Turns out, they weren't thinking about curdling anyone's blood. The team's Director of Communications, Kimber Auerbach, explained that back in May, MSG Network, which owns the Islanders' TV rights, selected and scheduled eight games from last season to be shown this summer. They are also airing similar packages of Rangers and Devils games. The Isles didn't choose the games, Auerbach said, but they took the opportunity to plan viewing parties around each of them. The Feb. 11 game was just one of those scheduled -- and there will be a few more before the season starts.
The parties allow the team and its fans to stay connected during the offseason and discuss the upcoming campaign, which has some predicting a surprise showing for the Isles. These "meet-ups" have been publicized largely through Twitter, Facebook and other social media and continue the team's other offseason gatherings, which included a draft party and a get-together with Devils fans on National Social Media Day. There's also a charitable component as fans raise money for the Islanders Childrens Foundation through auctions and raffles of signed pucks, jerseys and the like.
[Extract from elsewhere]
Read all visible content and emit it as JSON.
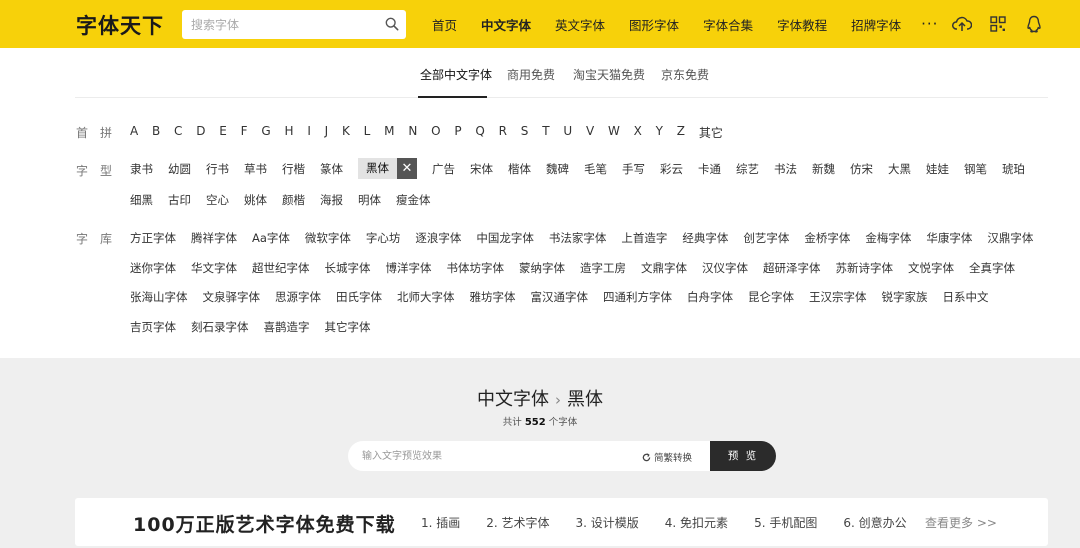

Auerbach added that the Feb. 11 game against the Penguins had aspects to it, other than the brawl, that the Islanders found appealing. They scored nine goals in that game, the first time they did anything like that since 2003. Three Isles -- Grabner, John Tavares and Matt Moulson -- all hit the 20-goal mark that night, and tough guy Micheal Haley scored his first NHL goal.
Few fans remember those things, considering all else that went on that night. For example, Haley -- who is not really an NHL-caliber talent beyond his fighting abilities -- also picked up three fighting majors, a roughing minor, an instigator minor, a misconduct and a game misconduct, and was a main actor in the mayhem. Trevor Gillies and Matt Martin were suspended.
Auerbach didn't deny that the fights were an attraction. "There was a lot of stuff that went on and guys were defending their team," he said. "But the big part of (the viewing party) is for fans to meet up and get ready for season."
When news broke that this game was to be aired at a viewing party, it didn't come out as part of a series of similar events, nor was it understood that the Isles did not select the game, Auerbach said. It seemed in the media, much to Auerbach's dismay, as if the Islanders initiated it in an attempt to embarrass the sport and inflame the already-contentious relationship between the two clubs. Auerbach says the Isles have great respect for the Penguins organization and he has a good relationship with his public relations counterparts in Pittsburgh.
The reaction to the news of the viewing party put the Isles in a bad light, so sometime during this week they contacted MSG Network and asked if it could replace the Feb. 11 game. That was done on Thursday.
"We feel like Ray Shero does," Auerbach said. "That game is behind us and we want to look forward."
The Isles have had to absorb a lot of abuse in recent years for new they make on-ice and off. To their credit, they recognize that while some of their fans might rejoice at the prospect of reliving the chaos of Feb. 11, it would do the franchise and the game no good. Hopefully, taking the initiative and asking MSG to change the scheduled game indicates the Islanders are rebuilding their image just as they are rebulding their team.